- AstraZeneca are taking their myeloperoxidase (MPO) inhibitor, AZD3241, through phase 2 trials at the moment (Click here for more on this trial). Oxidative stress/damage and the formation of excessive levels of reactive oxygen species plays a key role in the neurodegeneration associated with Parkinson’s disease. MPO is a key enzyme involved in the production of reactive oxygen species. By blocking it, AstraZeneca hopes to slow/halt the progression of Parkinson’s disease.
- Genervon Biopharmaceuticals will be hopefully be announcing more results from their phase 2 clinical trial of GM 608 (Click here for more on the trial). GM 608 has been shown to protect neurons against inflammatory factors floating around in the brain. Initial results looked very interesting, though the study was very small (Click here for more on those results).
- Neurimmune (in partnership with Biogen) is proceeding with their product, BIIB054, which is an immunotherapy – an antibody that clears free floating alpha-synuclein in an attempt to halt the spread of the disease (Click here for more on this trial).
- Neuropore is continuing to move forward with their product, NPT200-11, which is a drug designed to stabilize alpha-synuclein, preventing it from misfolding and aggregating. Phase 1 trial was successful (Click here and here to read more on this). Phase 2 trials are being planned.
- Prothena are very pleased with their product, PRX002 (an immunotherapy – an antibody that clears free floating alpha-synuclein in an attempt to halt the spread of the disease (similar to BIIB054 described above)). Phase 1 trials were successful (Click here for more on this).
- Edison Pharma is currently conducting a phase 2 trial of Vatiquinone on Visual and Neurological Function in Patients with Parkinson’s Disease (Click here for more on this trial). Vatiquinone modulates oxidative stress by acting on the mitochondria on cells.
- Isradipine (Prescal®) – a calcium channel blocker that is approved for treatment of high blood pressure – is being tested in Parkinson’s disease by the Michael J Fox Foundation (Click here for more on this).
- Inosine – which is a nutritional supplement that converts to urate, a natural antioxidant found in the body – is going to be tested in a phase 3 clinical trial (Click here for more on that trial).

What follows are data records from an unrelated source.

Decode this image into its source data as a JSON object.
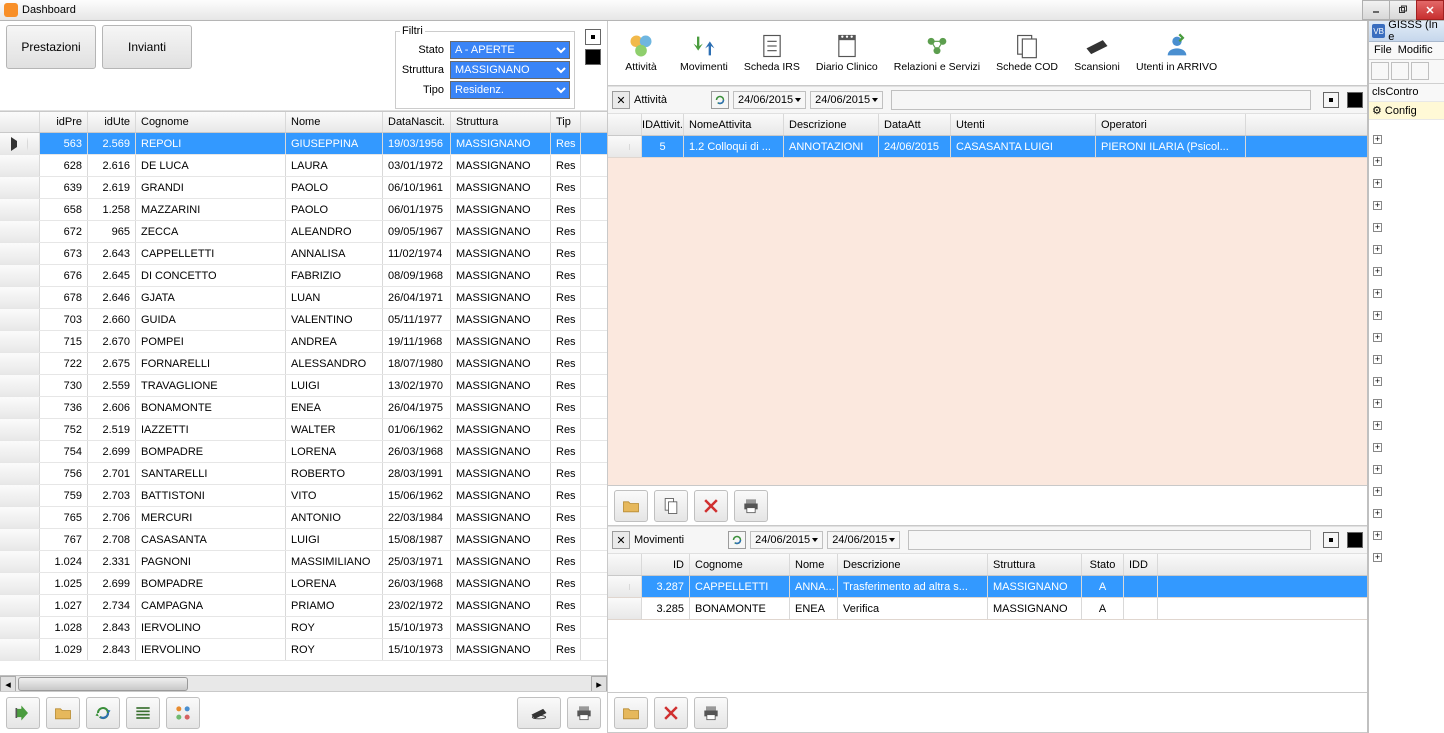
{
  "titlebar": {
    "title": "Dashboard"
  },
  "buttons": {
    "prestazioni": "Prestazioni",
    "invianti": "Invianti"
  },
  "filters": {
    "legend": "Filtri",
    "stato_label": "Stato",
    "stato_value": "A - APERTE",
    "struttura_label": "Struttura",
    "struttura_value": "MASSIGNANO",
    "tipo_label": "Tipo",
    "tipo_value": "Residenz."
  },
  "grid": {
    "headers": {
      "idpre": "idPre",
      "idute": "idUte",
      "cognome": "Cognome",
      "nome": "Nome",
      "datanascita": "DataNascit.",
      "struttura": "Struttura",
      "tip": "Tip"
    },
    "rows": [
      {
        "idpre": "563",
        "idute": "2.569",
        "cognome": "REPOLI",
        "nome": "GIUSEPPINA",
        "data": "19/03/1956",
        "strut": "MASSIGNANO",
        "tip": "Res"
      },
      {
        "idpre": "628",
        "idute": "2.616",
        "cognome": "DE LUCA",
        "nome": "LAURA",
        "data": "03/01/1972",
        "strut": "MASSIGNANO",
        "tip": "Res"
      },
      {
        "idpre": "639",
        "idute": "2.619",
        "cognome": "GRANDI",
        "nome": "PAOLO",
        "data": "06/10/1961",
        "strut": "MASSIGNANO",
        "tip": "Res"
      },
      {
        "idpre": "658",
        "idute": "1.258",
        "cognome": "MAZZARINI",
        "nome": "PAOLO",
        "data": "06/01/1975",
        "strut": "MASSIGNANO",
        "tip": "Res"
      },
      {
        "idpre": "672",
        "idute": "965",
        "cognome": "ZECCA",
        "nome": "ALEANDRO",
        "data": "09/05/1967",
        "strut": "MASSIGNANO",
        "tip": "Res"
      },
      {
        "idpre": "673",
        "idute": "2.643",
        "cognome": "CAPPELLETTI",
        "nome": "ANNALISA",
        "data": "11/02/1974",
        "strut": "MASSIGNANO",
        "tip": "Res"
      },
      {
        "idpre": "676",
        "idute": "2.645",
        "cognome": "DI CONCETTO",
        "nome": "FABRIZIO",
        "data": "08/09/1968",
        "strut": "MASSIGNANO",
        "tip": "Res"
      },
      {
        "idpre": "678",
        "idute": "2.646",
        "cognome": "GJATA",
        "nome": "LUAN",
        "data": "26/04/1971",
        "strut": "MASSIGNANO",
        "tip": "Res"
      },
      {
        "idpre": "703",
        "idute": "2.660",
        "cognome": "GUIDA",
        "nome": "VALENTINO",
        "data": "05/11/1977",
        "strut": "MASSIGNANO",
        "tip": "Res"
      },
      {
        "idpre": "715",
        "idute": "2.670",
        "cognome": "POMPEI",
        "nome": "ANDREA",
        "data": "19/11/1968",
        "strut": "MASSIGNANO",
        "tip": "Res"
      },
      {
        "idpre": "722",
        "idute": "2.675",
        "cognome": "FORNARELLI",
        "nome": "ALESSANDRO",
        "data": "18/07/1980",
        "strut": "MASSIGNANO",
        "tip": "Res"
      },
      {
        "idpre": "730",
        "idute": "2.559",
        "cognome": "TRAVAGLIONE",
        "nome": "LUIGI",
        "data": "13/02/1970",
        "strut": "MASSIGNANO",
        "tip": "Res"
      },
      {
        "idpre": "736",
        "idute": "2.606",
        "cognome": "BONAMONTE",
        "nome": "ENEA",
        "data": "26/04/1975",
        "strut": "MASSIGNANO",
        "tip": "Res"
      },
      {
        "idpre": "752",
        "idute": "2.519",
        "cognome": "IAZZETTI",
        "nome": "WALTER",
        "data": "01/06/1962",
        "strut": "MASSIGNANO",
        "tip": "Res"
      },
      {
        "idpre": "754",
        "idute": "2.699",
        "cognome": "BOMPADRE",
        "nome": "LORENA",
        "data": "26/03/1968",
        "strut": "MASSIGNANO",
        "tip": "Res"
      },
      {
        "idpre": "756",
        "idute": "2.701",
        "cognome": "SANTARELLI",
        "nome": "ROBERTO",
        "data": "28/03/1991",
        "strut": "MASSIGNANO",
        "tip": "Res"
      },
      {
        "idpre": "759",
        "idute": "2.703",
        "cognome": "BATTISTONI",
        "nome": "VITO",
        "data": "15/06/1962",
        "strut": "MASSIGNANO",
        "tip": "Res"
      },
      {
        "idpre": "765",
        "idute": "2.706",
        "cognome": "MERCURI",
        "nome": "ANTONIO",
        "data": "22/03/1984",
        "strut": "MASSIGNANO",
        "tip": "Res"
      },
      {
        "idpre": "767",
        "idute": "2.708",
        "cognome": "CASASANTA",
        "nome": "LUIGI",
        "data": "15/08/1987",
        "strut": "MASSIGNANO",
        "tip": "Res"
      },
      {
        "idpre": "1.024",
        "idute": "2.331",
        "cognome": "PAGNONI",
        "nome": "MASSIMILIANO",
        "data": "25/03/1971",
        "strut": "MASSIGNANO",
        "tip": "Res"
      },
      {
        "idpre": "1.025",
        "idute": "2.699",
        "cognome": "BOMPADRE",
        "nome": "LORENA",
        "data": "26/03/1968",
        "strut": "MASSIGNANO",
        "tip": "Res"
      },
      {
        "idpre": "1.027",
        "idute": "2.734",
        "cognome": "CAMPAGNA",
        "nome": "PRIAMO",
        "data": "23/02/1972",
        "strut": "MASSIGNANO",
        "tip": "Res"
      },
      {
        "idpre": "1.028",
        "idute": "2.843",
        "cognome": "IERVOLINO",
        "nome": "ROY",
        "data": "15/10/1973",
        "strut": "MASSIGNANO",
        "tip": "Res"
      },
      {
        "idpre": "1.029",
        "idute": "2.843",
        "cognome": "IERVOLINO",
        "nome": "ROY",
        "data": "15/10/1973",
        "strut": "MASSIGNANO",
        "tip": "Res"
      }
    ]
  },
  "apptoolbar": {
    "attivita": "Attività",
    "movimenti": "Movimenti",
    "schedairs": "Scheda IRS",
    "diario": "Diario Clinico",
    "relazioni": "Relazioni e Servizi",
    "schede": "Schede COD",
    "scansioni": "Scansioni",
    "utenti": "Utenti in ARRIVO"
  },
  "attivita_panel": {
    "label": "Attività",
    "date1": "24/06/2015",
    "date2": "24/06/2015",
    "headers": {
      "id": "IDAttivit.",
      "nome": "NomeAttivita",
      "desc": "Descrizione",
      "data": "DataAtt",
      "utenti": "Utenti",
      "op": "Operatori"
    },
    "rows": [
      {
        "id": "5",
        "nome": "1.2 Colloqui di ...",
        "desc": "ANNOTAZIONI",
        "data": "24/06/2015",
        "utenti": "CASASANTA LUIGI",
        "op": "PIERONI  ILARIA (Psicol..."
      }
    ]
  },
  "movimenti_panel": {
    "label": "Movimenti",
    "date1": "24/06/2015",
    "date2": "24/06/2015",
    "headers": {
      "id": "ID",
      "cognome": "Cognome",
      "nome": "Nome",
      "desc": "Descrizione",
      "strut": "Struttura",
      "stato": "Stato",
      "idd": "IDD"
    },
    "rows": [
      {
        "id": "3.287",
        "cognome": "CAPPELLETTI",
        "nome": "ANNA...",
        "desc": "Trasferimento ad altra s...",
        "strut": "MASSIGNANO",
        "stato": "A",
        "idd": ""
      },
      {
        "id": "3.285",
        "cognome": "BONAMONTE",
        "nome": "ENEA",
        "desc": "Verifica",
        "strut": "MASSIGNANO",
        "stato": "A",
        "idd": ""
      }
    ]
  },
  "farright": {
    "title": "GISSS (In e",
    "menu1": "File",
    "menu2": "Modific",
    "row1": "clsContro",
    "row2": "Config"
  }
}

- In 2015, Vernalis has licensed its adenosine receptor antagonist programme (including lead compound V81444) to an unnamed biotech company. We are hoping to see the results of the phase 1 trial that was conducted on V81444 for Parkinson’s disease sometime in the new year (Click here to read more about that trial).
- And finally, we are hoping to see progress with Nilotinib (Tasigna®) – A cancer drug that has demonstrated great success in a small phase 1 trial of Parkinson’s disease. Unfortunately there have been delays to the phase 2 trial due to disagreements as to how it should be run (Click here to read more). We have been following this story (Click here and here and here to read more), and are very disappointed with the slow progress of what could potentially be a ‘game-changer’ for the Parkinson’s community. Hopefully the new year will bring some progress.
Please note that this is not an exhaustive list – we have missed many other compounds being tested for Parkinson’s disease. For example there are always alternative versions of products currently on the market being tested in the clinic (eg. new L-dopa products). We have simply listed some of the novel approaches here that we are particularly interested in.
See the Michael J Fox Foundation Pipeline page for more information regarding clinical trials for Parkinson’s disease.
EDITORIAL NOTE HERE: All of the team at the SoPD wants to wish everyone a very enjoyable festive season where ever you are. And all the very best for the new year!
Happy New Year everyone,
The team at SoPD
The banner for today’s post was sourced from Weknowyourdreams